A Labour government will seek to overcome post-Brexit touring challenges, says Nick Thomas-Symonds MP


June 21, 2023

Labour MP Nick Thomas-Symonds – currently Shadow International Trade Secretary – has told the Daily Mirror that, if his party wins the next UK General Election, a Labour government would work hard to overcome the post-Brexit bureaucracy challenges faced by musicians and performers touring Europe.

It’s no secret that, since the UK left the European Union, artists touring Europe have faced an assortment of challenges around visas and permits and carnets and such like.

The specific challenges vary from country to country, and depending on the nature of any one artist’s activities elsewhere in Europe. But for some artists, the costs associated with those challenges have made touring Europe unviable.

The music industry has repeatedly criticised the UK government for failing to ensure that European touring would be hassle free for British artists post-Brexit via the Trade And Cooperation Agreement it signed with the EU. And also for not doing enough to overcome the various country specific problems that arose as soon as that agreement went into force.

Speaking to the Mirror at the Trade Unlocked conference in Birmingham, Thomas-Symonds said that the bad deal for UK artists was the result of “an ideological choice” made by former UK Prime Minister Boris Johnson and his chief Brexit negotiator David Frost.

“It just seems to me completely illogical and self-defeating not to make it easier for musicians touring around Europe to be able to do so without the weight of bureaucracy”, the MP said. “We have an extraordinarily vibrant, rich, cultural sector here in the UK – it’s one of our great avenues of soft power around the world. Why wouldn’t we want to see them travelling around Europe showing off their great talents? We should be making it as easy as possible for them to do so”.

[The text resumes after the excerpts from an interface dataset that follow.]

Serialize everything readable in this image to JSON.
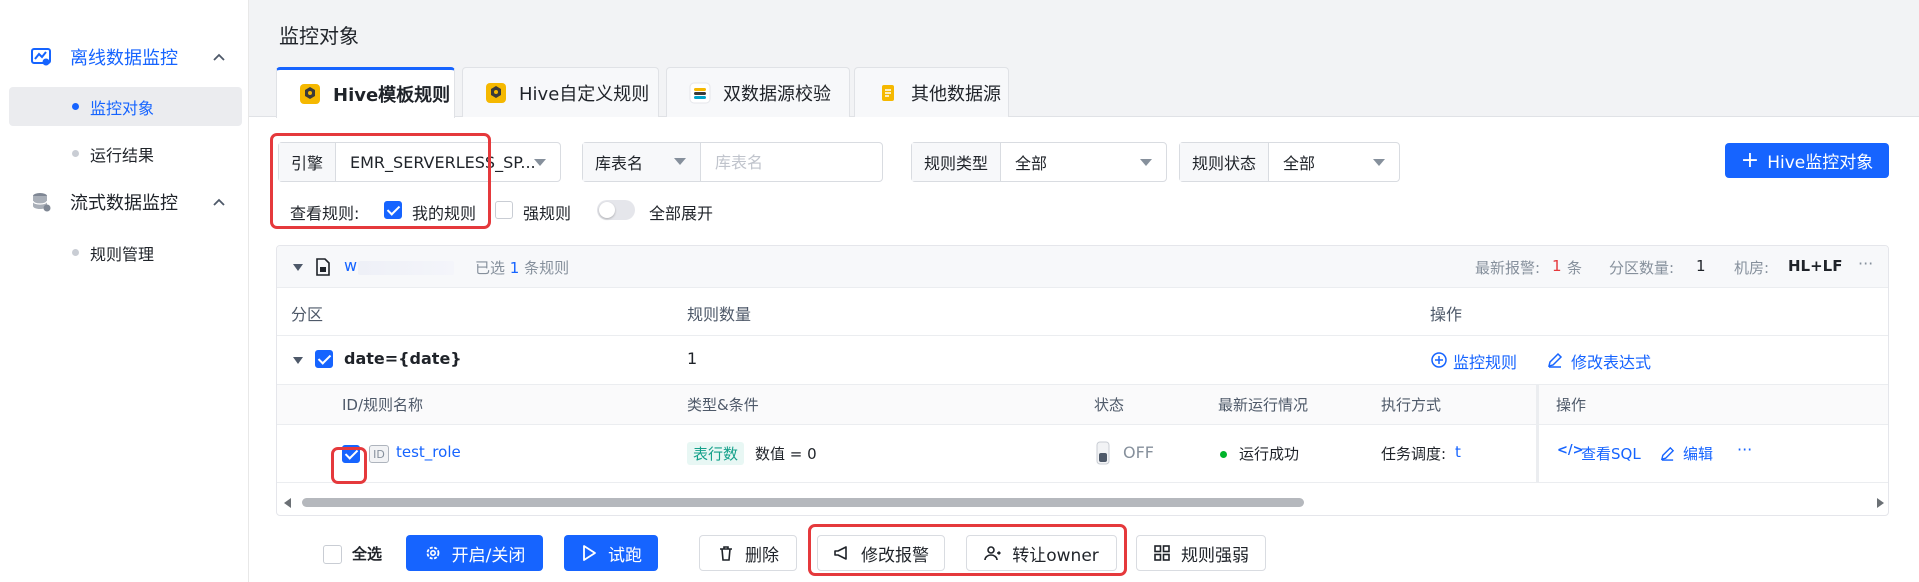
{
  "sidebar": {
    "groups": [
      {
        "label": "离线数据监控",
        "icon": "chart-monitor-icon"
      },
      {
        "label": "流式数据监控",
        "icon": "database-icon"
      }
    ],
    "items": [
      {
        "label": "监控对象"
      },
      {
        "label": "运行结果"
      },
      {
        "label": "规则管理"
      }
    ]
  },
  "page": {
    "title": "监控对象"
  },
  "tabs": [
    {
      "label": "Hive模板规则"
    },
    {
      "label": "Hive自定义规则"
    },
    {
      "label": "双数据源校验"
    },
    {
      "label": "其他数据源"
    }
  ],
  "filters": {
    "engine": {
      "label": "引擎",
      "value": "EMR_SERVERLESS_SP..."
    },
    "table": {
      "label": "库表名",
      "placeholder": "库表名"
    },
    "rule_type": {
      "label": "规则类型",
      "value": "全部"
    },
    "rule_status": {
      "label": "规则状态",
      "value": "全部"
    },
    "view_rules_label": "查看规则:",
    "my_rules": "我的规则",
    "strong_rules": "强规则",
    "expand_all": "全部展开"
  },
  "primary_button": {
    "label": "Hive监控对象"
  },
  "table_card": {
    "name": "w",
    "selected_text_pre": "已选",
    "selected_count": "1",
    "selected_text_post": "条规则",
    "latest_alert_label": "最新报警:",
    "latest_alert_count": "1",
    "latest_alert_unit": "条",
    "partition_count_label": "分区数量:",
    "partition_count": "1",
    "room_label": "机房:",
    "room_value": "HL+LF",
    "more": "···"
  },
  "partition_header": {
    "partition": "分区",
    "rule_count": "规则数量",
    "ops": "操作"
  },
  "partition_row": {
    "partition": "date={date}",
    "rule_count": "1",
    "monitor_rule": "监控规则",
    "edit_expression": "修改表达式"
  },
  "rule_header": {
    "id_name": "ID/规则名称",
    "type_cond": "类型&条件",
    "status": "状态",
    "latest_run": "最新运行情况",
    "exec_mode": "执行方式",
    "ops": "操作"
  },
  "rule_row": {
    "id_badge": "ID",
    "name": "test_role",
    "type_tag": "表行数",
    "condition": "数值 = 0",
    "status": "OFF",
    "run_status": "运行成功",
    "exec_label": "任务调度:",
    "exec_value": "t",
    "view_sql": "查看SQL",
    "edit": "编辑",
    "more": "···"
  },
  "bottom_bar": {
    "select_all": "全选",
    "toggle_on_off": "开启/关闭",
    "trial_run": "试跑",
    "delete": "删除",
    "modify_alert": "修改报警",
    "transfer_owner": "转让owner",
    "rule_strength": "规则强弱"
  },
  "colors": {
    "accent": "#1664ff",
    "success": "#00b42a",
    "alert": "#e5393c",
    "highlight_box": "#e5393c"
  }
}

The Labour Party reckons it can overcome many of the issues caused by Johnson and Frost’s Trade And Cooperation Agreement when that deal comes up for review in 2025. If – that is – they are in government by that time. There are lots of different issues to deal with, of course, though Thomas-Symonds seemed keen to stress that the issues specifically affecting the music community would be very much on the agenda.

Article By:  


Signup to our newsletter...

Get all the latest product, live & industry news directly to your mailbox.


Your have been signed up to our mail list.

Oops! Something went wrong while submitting the form.

By filling out this form, you agree with our privacy policy

Join Entourage Pro, it's simple and free.

Become part of the World’s first Verified Global Crew Network dedicated to – and fiercely passionate about – the live events industry.
By clicking “Accept All Cookies”, you agree to the storing of cookies on your device to enhance site navigation, analyze site usage, and assist in our marketing efforts. View our Privacy Policy for more information.